top of page

What is 'normal' milk?

I was born in the 1980’s and was breastfed for about 3 months before being transitioned to cow milk based formula. As far as I know this was recommended by doctors and midwives at the time, at least in Switzerland.

It took me 32 years to question, why formula could possibly be a better option than a mother’s own milk? Making sure a baby gets enough milk is always priority, so in that sense formula is a real gift, sometimes even a lifesaver. I had my twin boys aged 32 and after breastfeeding them for 6 months I started struggling to keep up the supply. We weren’t vegan at the time, I didn’t know a fraction of what I know now about milk and the dairy industry, but even so I felt uncomfortable with all the formula they were getting. I chose a more natural, organic brand, but it still didn’t feel quite right.

Fast forward 8 years, we have been plant-based as a family for about 4 years and we live in an area of London where vegan options are readily available in every corner shop. Even so I still hear people being asked if they’d like ‘normal’ milk in their cappuccino and it always makes me wonder how we ended up defining cow milk as ‘normal’ milk. Does this make plant-milk ‘abnormal’ and what about human milk? It would be considered bizarre, probably even disgusting if people had human milk in their coffees wouldn’t it? Yet the milk from another lactating mammal seems to be not only acceptable, but the most normal thing in the world.

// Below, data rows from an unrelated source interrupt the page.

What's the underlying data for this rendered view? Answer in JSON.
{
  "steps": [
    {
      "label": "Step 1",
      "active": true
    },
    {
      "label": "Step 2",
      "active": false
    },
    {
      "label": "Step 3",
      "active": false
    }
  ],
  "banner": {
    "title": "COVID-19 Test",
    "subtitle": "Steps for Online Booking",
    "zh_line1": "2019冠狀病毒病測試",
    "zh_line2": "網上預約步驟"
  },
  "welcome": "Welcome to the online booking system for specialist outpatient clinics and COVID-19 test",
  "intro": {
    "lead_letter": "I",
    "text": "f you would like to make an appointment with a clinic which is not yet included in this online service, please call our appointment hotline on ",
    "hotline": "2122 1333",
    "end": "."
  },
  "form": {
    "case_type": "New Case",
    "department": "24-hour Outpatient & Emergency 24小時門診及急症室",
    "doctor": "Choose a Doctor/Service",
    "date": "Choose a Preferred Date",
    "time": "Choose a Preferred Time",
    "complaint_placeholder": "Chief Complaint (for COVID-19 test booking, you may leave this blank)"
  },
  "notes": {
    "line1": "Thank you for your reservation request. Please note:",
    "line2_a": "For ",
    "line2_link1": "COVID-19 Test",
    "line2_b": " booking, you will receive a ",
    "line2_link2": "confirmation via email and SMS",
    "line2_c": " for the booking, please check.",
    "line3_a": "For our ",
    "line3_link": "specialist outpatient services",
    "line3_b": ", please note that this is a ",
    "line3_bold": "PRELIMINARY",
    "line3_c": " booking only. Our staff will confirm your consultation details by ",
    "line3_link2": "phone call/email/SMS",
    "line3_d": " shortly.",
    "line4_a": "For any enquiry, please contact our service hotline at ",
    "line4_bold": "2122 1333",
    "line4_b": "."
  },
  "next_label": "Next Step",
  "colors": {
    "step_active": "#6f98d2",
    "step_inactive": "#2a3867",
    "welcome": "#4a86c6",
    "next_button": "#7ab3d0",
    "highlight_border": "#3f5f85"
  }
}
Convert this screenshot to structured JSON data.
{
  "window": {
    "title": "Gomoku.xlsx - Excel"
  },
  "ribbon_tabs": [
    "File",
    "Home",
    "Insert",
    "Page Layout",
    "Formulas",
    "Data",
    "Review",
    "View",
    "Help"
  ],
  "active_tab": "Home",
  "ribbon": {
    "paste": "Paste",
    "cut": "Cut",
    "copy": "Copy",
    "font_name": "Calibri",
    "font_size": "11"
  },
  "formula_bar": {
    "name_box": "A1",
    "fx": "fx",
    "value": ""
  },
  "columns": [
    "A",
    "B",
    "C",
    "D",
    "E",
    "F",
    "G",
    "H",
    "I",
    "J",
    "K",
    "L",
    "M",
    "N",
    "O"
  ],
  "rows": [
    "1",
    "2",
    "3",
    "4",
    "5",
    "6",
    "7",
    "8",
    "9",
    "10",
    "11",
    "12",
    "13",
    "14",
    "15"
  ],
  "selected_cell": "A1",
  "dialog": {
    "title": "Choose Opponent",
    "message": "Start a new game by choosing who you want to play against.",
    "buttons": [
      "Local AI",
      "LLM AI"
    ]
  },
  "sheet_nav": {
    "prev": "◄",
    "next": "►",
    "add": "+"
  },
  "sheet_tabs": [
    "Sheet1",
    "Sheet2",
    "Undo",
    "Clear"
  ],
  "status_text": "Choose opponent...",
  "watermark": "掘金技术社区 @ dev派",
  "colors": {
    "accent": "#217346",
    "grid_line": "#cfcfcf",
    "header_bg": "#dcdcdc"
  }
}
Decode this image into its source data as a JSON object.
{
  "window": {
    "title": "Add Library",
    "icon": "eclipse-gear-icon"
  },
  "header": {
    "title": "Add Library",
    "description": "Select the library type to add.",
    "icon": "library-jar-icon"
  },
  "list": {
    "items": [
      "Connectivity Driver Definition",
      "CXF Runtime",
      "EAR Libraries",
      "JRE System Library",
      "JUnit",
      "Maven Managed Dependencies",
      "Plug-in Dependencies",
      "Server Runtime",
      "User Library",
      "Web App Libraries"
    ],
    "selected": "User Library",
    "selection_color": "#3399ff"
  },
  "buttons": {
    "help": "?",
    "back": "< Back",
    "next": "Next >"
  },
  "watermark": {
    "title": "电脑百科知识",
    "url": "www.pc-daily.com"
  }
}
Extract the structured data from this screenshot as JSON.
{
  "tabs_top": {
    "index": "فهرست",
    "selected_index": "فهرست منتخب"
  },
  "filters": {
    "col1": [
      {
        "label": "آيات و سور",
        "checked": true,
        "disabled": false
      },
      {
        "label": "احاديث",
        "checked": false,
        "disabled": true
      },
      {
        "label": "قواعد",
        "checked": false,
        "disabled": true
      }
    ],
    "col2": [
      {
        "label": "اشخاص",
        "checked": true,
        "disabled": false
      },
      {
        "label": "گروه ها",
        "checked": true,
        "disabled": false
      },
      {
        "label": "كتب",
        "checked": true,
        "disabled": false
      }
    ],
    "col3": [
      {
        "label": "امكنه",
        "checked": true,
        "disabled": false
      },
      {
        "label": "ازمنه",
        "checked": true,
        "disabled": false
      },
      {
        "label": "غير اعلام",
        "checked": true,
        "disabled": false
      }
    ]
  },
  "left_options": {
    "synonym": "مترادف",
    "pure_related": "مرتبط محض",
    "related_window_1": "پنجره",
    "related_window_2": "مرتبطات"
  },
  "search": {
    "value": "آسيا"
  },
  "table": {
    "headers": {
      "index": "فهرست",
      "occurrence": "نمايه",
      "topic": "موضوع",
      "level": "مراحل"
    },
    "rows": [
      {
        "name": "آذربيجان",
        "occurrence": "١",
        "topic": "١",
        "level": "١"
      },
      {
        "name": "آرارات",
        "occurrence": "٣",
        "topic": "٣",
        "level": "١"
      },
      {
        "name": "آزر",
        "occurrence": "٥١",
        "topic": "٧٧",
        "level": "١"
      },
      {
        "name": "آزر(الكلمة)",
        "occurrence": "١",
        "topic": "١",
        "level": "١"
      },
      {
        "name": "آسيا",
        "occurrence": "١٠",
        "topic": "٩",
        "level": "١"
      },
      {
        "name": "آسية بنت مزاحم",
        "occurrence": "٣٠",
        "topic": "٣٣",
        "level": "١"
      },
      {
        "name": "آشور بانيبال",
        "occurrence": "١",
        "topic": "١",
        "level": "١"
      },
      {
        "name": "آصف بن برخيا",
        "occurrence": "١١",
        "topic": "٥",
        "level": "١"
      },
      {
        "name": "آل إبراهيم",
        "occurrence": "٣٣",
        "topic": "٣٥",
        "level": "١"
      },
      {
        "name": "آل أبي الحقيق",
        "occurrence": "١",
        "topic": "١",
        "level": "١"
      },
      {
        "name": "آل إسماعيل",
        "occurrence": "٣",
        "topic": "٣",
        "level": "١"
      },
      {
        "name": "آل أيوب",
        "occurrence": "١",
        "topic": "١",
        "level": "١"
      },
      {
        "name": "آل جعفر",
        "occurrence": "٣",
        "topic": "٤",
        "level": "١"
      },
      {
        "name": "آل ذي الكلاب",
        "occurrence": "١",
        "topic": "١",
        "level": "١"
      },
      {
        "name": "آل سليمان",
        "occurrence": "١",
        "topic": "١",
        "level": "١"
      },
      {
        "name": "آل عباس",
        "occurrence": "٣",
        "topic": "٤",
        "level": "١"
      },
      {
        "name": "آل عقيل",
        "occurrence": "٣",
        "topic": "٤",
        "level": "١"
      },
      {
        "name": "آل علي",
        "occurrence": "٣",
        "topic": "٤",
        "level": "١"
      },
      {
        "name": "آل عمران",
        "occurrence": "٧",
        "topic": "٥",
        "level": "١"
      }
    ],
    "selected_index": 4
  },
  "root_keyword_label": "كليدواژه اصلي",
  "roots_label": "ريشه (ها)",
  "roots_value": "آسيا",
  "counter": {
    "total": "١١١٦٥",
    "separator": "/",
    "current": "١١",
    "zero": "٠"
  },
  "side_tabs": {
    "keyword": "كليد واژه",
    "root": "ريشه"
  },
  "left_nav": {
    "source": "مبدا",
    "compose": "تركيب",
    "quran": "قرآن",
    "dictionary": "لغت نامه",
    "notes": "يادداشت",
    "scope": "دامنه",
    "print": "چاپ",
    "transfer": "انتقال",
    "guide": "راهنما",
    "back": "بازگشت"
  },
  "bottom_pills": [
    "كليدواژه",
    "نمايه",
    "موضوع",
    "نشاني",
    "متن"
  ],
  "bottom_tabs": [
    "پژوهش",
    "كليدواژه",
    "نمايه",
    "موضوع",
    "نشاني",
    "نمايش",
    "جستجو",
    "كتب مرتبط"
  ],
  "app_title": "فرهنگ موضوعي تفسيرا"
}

After the war, British schools introduced free cow milk in order to help nutrify children properly. These children were often hungry and simply didn’t get enough calories at home, so giving them a high calorie drink with plenty of calcium was likely something many children benefitted from. Nowadays we live in a very different world, what used to be considered luxury foods has become so cheap, that it’s often children from deprived families who have the most animal products in their diet – think McDonalds and milk shakes. Yet they are still handing out free dairy milk in primary schools, when really what most kids need is more good quality fruit and veg, which is often more expensive than a whole meal at KFC. Of course the dairy board has its own motivations to keep this system going, giving children a healthy start in life is definitely no longer part of it.

It’s been a steep learning curve for me, growing up in Switzerland means you live on milk, cheese and yogurt and – like most children – I absolutely loved it. There is this image of cows grazing freely in the mountains, calves running around and farmers milking their cows by hand, taking only as much as they need. I had no idea how cruel the dairy industry is, how much torture dairy cows suffer from the first to the last day of their lives. How calves are taken away from their mothers minutes after birth, weak and scared to death they are not allowed to ‘steal’ the milk that is meant for humans instead. It’s a factory process just like it is with beef cattle and there is hardly any room for compassion or animal welfare.

Then there is of course the question, if milk from a bovine animal with the sole purpose to grow a calve into a cow or steer weighing up to 1’500kg in a matter of a few months is particularly healthy for us? I think it’s enough to look at the epidemic of chronic disease and obesity in our western societies to know the answer. Surely there are lots of other elements playing into it, though given that in 2020 the UK alone produced some 15 billion litres of milk for a population of just under 68 million means we’re definitely having too much of it.

I could write so much more on this topic, from land and water use in animal agriculture, to how children learn all about climate change, but hardly anything about the impact our diet choices have and how cows don’t actually make calcium, they just deliver it (in the same way fortified plant milk does, while being cruelty free and using a fraction of the land and water needed to feed a cow). And then there is of course the ethical aspect, all the suffering we cause simply because we like the taste of dairy products. So much has gone wrong with our food system and the dairy industry accounts for a lot of it.

When I post this, we will likely be on holiday in the Swiss mountains and I will see some of the very few lucky cows who get to graze outside, looking healthy and happy just like a Swiss tourism ad.

If only...



bottom of page